## [EXERCISE INPUT]
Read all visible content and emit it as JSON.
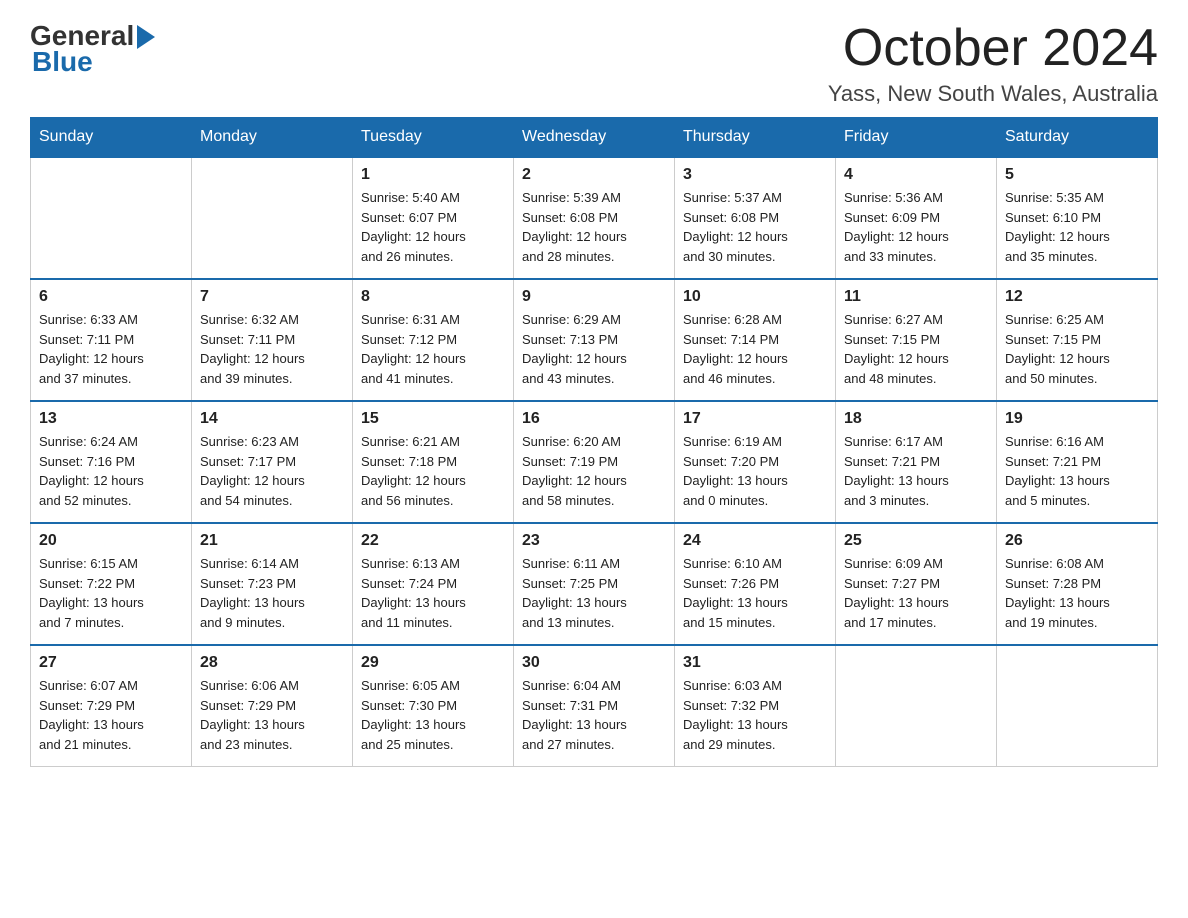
{
  "header": {
    "logo_general": "General",
    "logo_blue": "Blue",
    "month_title": "October 2024",
    "location": "Yass, New South Wales, Australia"
  },
  "days_of_week": [
    "Sunday",
    "Monday",
    "Tuesday",
    "Wednesday",
    "Thursday",
    "Friday",
    "Saturday"
  ],
  "weeks": [
    [
      {
        "day": "",
        "info": ""
      },
      {
        "day": "",
        "info": ""
      },
      {
        "day": "1",
        "info": "Sunrise: 5:40 AM\nSunset: 6:07 PM\nDaylight: 12 hours\nand 26 minutes."
      },
      {
        "day": "2",
        "info": "Sunrise: 5:39 AM\nSunset: 6:08 PM\nDaylight: 12 hours\nand 28 minutes."
      },
      {
        "day": "3",
        "info": "Sunrise: 5:37 AM\nSunset: 6:08 PM\nDaylight: 12 hours\nand 30 minutes."
      },
      {
        "day": "4",
        "info": "Sunrise: 5:36 AM\nSunset: 6:09 PM\nDaylight: 12 hours\nand 33 minutes."
      },
      {
        "day": "5",
        "info": "Sunrise: 5:35 AM\nSunset: 6:10 PM\nDaylight: 12 hours\nand 35 minutes."
      }
    ],
    [
      {
        "day": "6",
        "info": "Sunrise: 6:33 AM\nSunset: 7:11 PM\nDaylight: 12 hours\nand 37 minutes."
      },
      {
        "day": "7",
        "info": "Sunrise: 6:32 AM\nSunset: 7:11 PM\nDaylight: 12 hours\nand 39 minutes."
      },
      {
        "day": "8",
        "info": "Sunrise: 6:31 AM\nSunset: 7:12 PM\nDaylight: 12 hours\nand 41 minutes."
      },
      {
        "day": "9",
        "info": "Sunrise: 6:29 AM\nSunset: 7:13 PM\nDaylight: 12 hours\nand 43 minutes."
      },
      {
        "day": "10",
        "info": "Sunrise: 6:28 AM\nSunset: 7:14 PM\nDaylight: 12 hours\nand 46 minutes."
      },
      {
        "day": "11",
        "info": "Sunrise: 6:27 AM\nSunset: 7:15 PM\nDaylight: 12 hours\nand 48 minutes."
      },
      {
        "day": "12",
        "info": "Sunrise: 6:25 AM\nSunset: 7:15 PM\nDaylight: 12 hours\nand 50 minutes."
      }
    ],
    [
      {
        "day": "13",
        "info": "Sunrise: 6:24 AM\nSunset: 7:16 PM\nDaylight: 12 hours\nand 52 minutes."
      },
      {
        "day": "14",
        "info": "Sunrise: 6:23 AM\nSunset: 7:17 PM\nDaylight: 12 hours\nand 54 minutes."
      },
      {
        "day": "15",
        "info": "Sunrise: 6:21 AM\nSunset: 7:18 PM\nDaylight: 12 hours\nand 56 minutes."
      },
      {
        "day": "16",
        "info": "Sunrise: 6:20 AM\nSunset: 7:19 PM\nDaylight: 12 hours\nand 58 minutes."
      },
      {
        "day": "17",
        "info": "Sunrise: 6:19 AM\nSunset: 7:20 PM\nDaylight: 13 hours\nand 0 minutes."
      },
      {
        "day": "18",
        "info": "Sunrise: 6:17 AM\nSunset: 7:21 PM\nDaylight: 13 hours\nand 3 minutes."
      },
      {
        "day": "19",
        "info": "Sunrise: 6:16 AM\nSunset: 7:21 PM\nDaylight: 13 hours\nand 5 minutes."
      }
    ],
    [
      {
        "day": "20",
        "info": "Sunrise: 6:15 AM\nSunset: 7:22 PM\nDaylight: 13 hours\nand 7 minutes."
      },
      {
        "day": "21",
        "info": "Sunrise: 6:14 AM\nSunset: 7:23 PM\nDaylight: 13 hours\nand 9 minutes."
      },
      {
        "day": "22",
        "info": "Sunrise: 6:13 AM\nSunset: 7:24 PM\nDaylight: 13 hours\nand 11 minutes."
      },
      {
        "day": "23",
        "info": "Sunrise: 6:11 AM\nSunset: 7:25 PM\nDaylight: 13 hours\nand 13 minutes."
      },
      {
        "day": "24",
        "info": "Sunrise: 6:10 AM\nSunset: 7:26 PM\nDaylight: 13 hours\nand 15 minutes."
      },
      {
        "day": "25",
        "info": "Sunrise: 6:09 AM\nSunset: 7:27 PM\nDaylight: 13 hours\nand 17 minutes."
      },
      {
        "day": "26",
        "info": "Sunrise: 6:08 AM\nSunset: 7:28 PM\nDaylight: 13 hours\nand 19 minutes."
      }
    ],
    [
      {
        "day": "27",
        "info": "Sunrise: 6:07 AM\nSunset: 7:29 PM\nDaylight: 13 hours\nand 21 minutes."
      },
      {
        "day": "28",
        "info": "Sunrise: 6:06 AM\nSunset: 7:29 PM\nDaylight: 13 hours\nand 23 minutes."
      },
      {
        "day": "29",
        "info": "Sunrise: 6:05 AM\nSunset: 7:30 PM\nDaylight: 13 hours\nand 25 minutes."
      },
      {
        "day": "30",
        "info": "Sunrise: 6:04 AM\nSunset: 7:31 PM\nDaylight: 13 hours\nand 27 minutes."
      },
      {
        "day": "31",
        "info": "Sunrise: 6:03 AM\nSunset: 7:32 PM\nDaylight: 13 hours\nand 29 minutes."
      },
      {
        "day": "",
        "info": ""
      },
      {
        "day": "",
        "info": ""
      }
    ]
  ]
}
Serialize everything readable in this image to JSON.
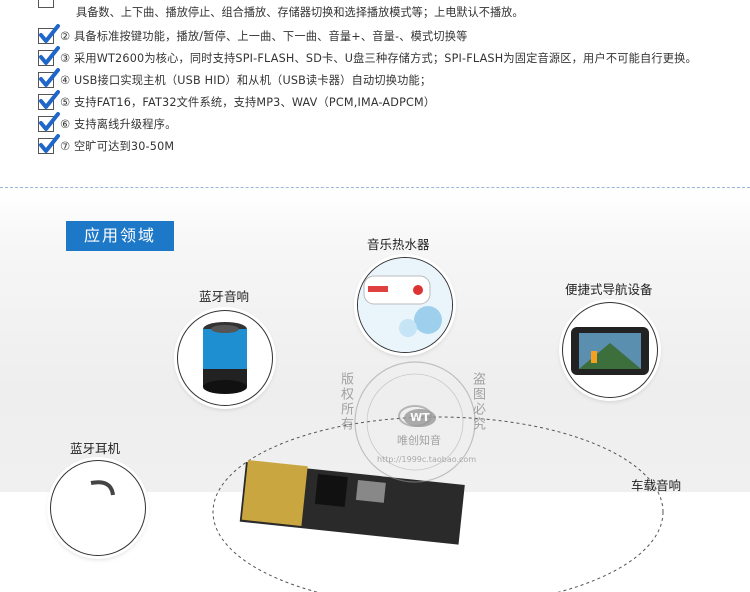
{
  "features": {
    "continuation": "具备数、上下曲、播放停止、组合播放、存储器切换和选择播放模式等；上电默认不播放。",
    "items": [
      {
        "text": "② 具备标准按键功能，播放/暂停、上一曲、下一曲、音量+、音量-、模式切换等"
      },
      {
        "text": "③ 采用WT2600为核心，同时支持SPI-FLASH、SD卡、U盘三种存储方式；SPI-FLASH为固定音源区，用户不可能自行更换。"
      },
      {
        "text": "④ USB接口实现主机（USB HID）和从机（USB读卡器）自动切换功能；"
      },
      {
        "text": "⑤ 支持FAT16，FAT32文件系统，支持MP3、WAV（PCM,IMA-ADPCM）"
      },
      {
        "text": "⑥ 支持离线升级程序。"
      },
      {
        "text": "⑦ 空旷可达到30-50M"
      }
    ]
  },
  "applications": {
    "title": "应用领域",
    "items": {
      "water_heater": "音乐热水器",
      "bt_speaker": "蓝牙音响",
      "navigator": "便捷式导航设备",
      "bt_earphone": "蓝牙耳机",
      "car_audio": "车载音响"
    }
  },
  "watermark": {
    "arc_left": "版权所有",
    "arc_right": "盗图必究",
    "logo": "WT",
    "brand": "唯创知音",
    "url": "http://1999c.taobao.com"
  },
  "colors": {
    "accent": "#1e78c8",
    "check": "#1f66c9",
    "divider": "#9bb6d8"
  }
}
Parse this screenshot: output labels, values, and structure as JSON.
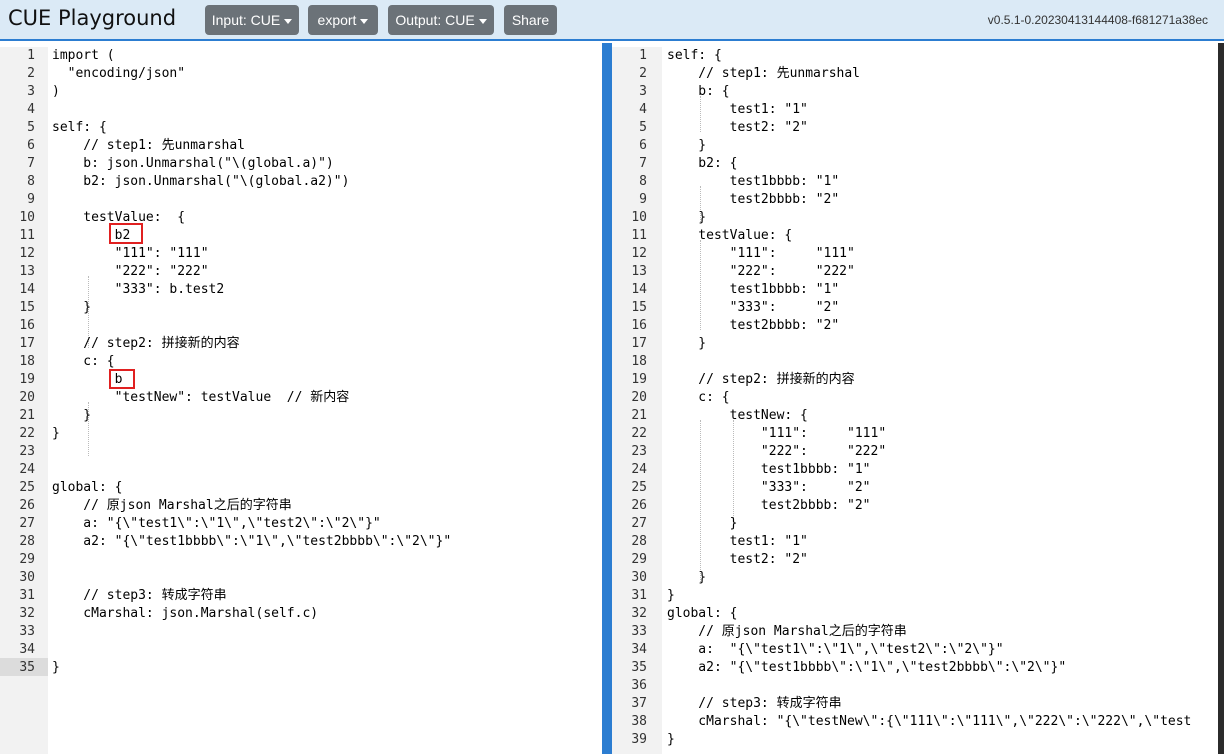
{
  "header": {
    "title": "CUE Playground",
    "input_label": "Input: CUE",
    "export_label": "export",
    "output_label": "Output: CUE",
    "share_label": "Share",
    "version": "v0.5.1-0.20230413144408-f681271a38ec"
  },
  "colors": {
    "accent": "#2c7dd1",
    "header_bg": "#dbeaf6",
    "button_bg": "#6b7278",
    "highlight_box": "#e02020"
  },
  "input": {
    "lines": [
      "import (",
      "  \"encoding/json\"",
      ")",
      "",
      "self: {",
      "    // step1: 先unmarshal",
      "    b: json.Unmarshal(\"\\(global.a)\")",
      "    b2: json.Unmarshal(\"\\(global.a2)\")",
      "",
      "    testValue:  {",
      "        b2",
      "        \"111\": \"111\"",
      "        \"222\": \"222\"",
      "        \"333\": b.test2",
      "    }",
      "",
      "    // step2: 拼接新的内容",
      "    c: {",
      "        b",
      "        \"testNew\": testValue  // 新内容",
      "    }",
      "}",
      "",
      "",
      "global: {",
      "    // 原json Marshal之后的字符串",
      "    a: \"{\\\"test1\\\":\\\"1\\\",\\\"test2\\\":\\\"2\\\"}\"",
      "    a2: \"{\\\"test1bbbb\\\":\\\"1\\\",\\\"test2bbbb\\\":\\\"2\\\"}\"",
      "",
      "",
      "    // step3: 转成字符串",
      "    cMarshal: json.Marshal(self.c)",
      "",
      "",
      "}"
    ]
  },
  "output": {
    "lines": [
      "self: {",
      "    // step1: 先unmarshal",
      "    b: {",
      "        test1: \"1\"",
      "        test2: \"2\"",
      "    }",
      "    b2: {",
      "        test1bbbb: \"1\"",
      "        test2bbbb: \"2\"",
      "    }",
      "    testValue: {",
      "        \"111\":     \"111\"",
      "        \"222\":     \"222\"",
      "        test1bbbb: \"1\"",
      "        \"333\":     \"2\"",
      "        test2bbbb: \"2\"",
      "    }",
      "",
      "    // step2: 拼接新的内容",
      "    c: {",
      "        testNew: {",
      "            \"111\":     \"111\"",
      "            \"222\":     \"222\"",
      "            test1bbbb: \"1\"",
      "            \"333\":     \"2\"",
      "            test2bbbb: \"2\"",
      "        }",
      "        test1: \"1\"",
      "        test2: \"2\"",
      "    }",
      "}",
      "global: {",
      "    // 原json Marshal之后的字符串",
      "    a:  \"{\\\"test1\\\":\\\"1\\\",\\\"test2\\\":\\\"2\\\"}\"",
      "    a2: \"{\\\"test1bbbb\\\":\\\"1\\\",\\\"test2bbbb\\\":\\\"2\\\"}\"",
      "",
      "    // step3: 转成字符串",
      "    cMarshal: \"{\\\"testNew\\\":{\\\"111\\\":\\\"111\\\",\\\"222\\\":\\\"222\\\",\\\"test",
      "}"
    ]
  }
}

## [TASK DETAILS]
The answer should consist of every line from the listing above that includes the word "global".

## [EXERCISE ANSWER]
      "    b: json.Unmarshal(\"\\(global.a)\")",
      "    b2: json.Unmarshal(\"\\(global.a2)\")",
      "global: {",
      "global: {",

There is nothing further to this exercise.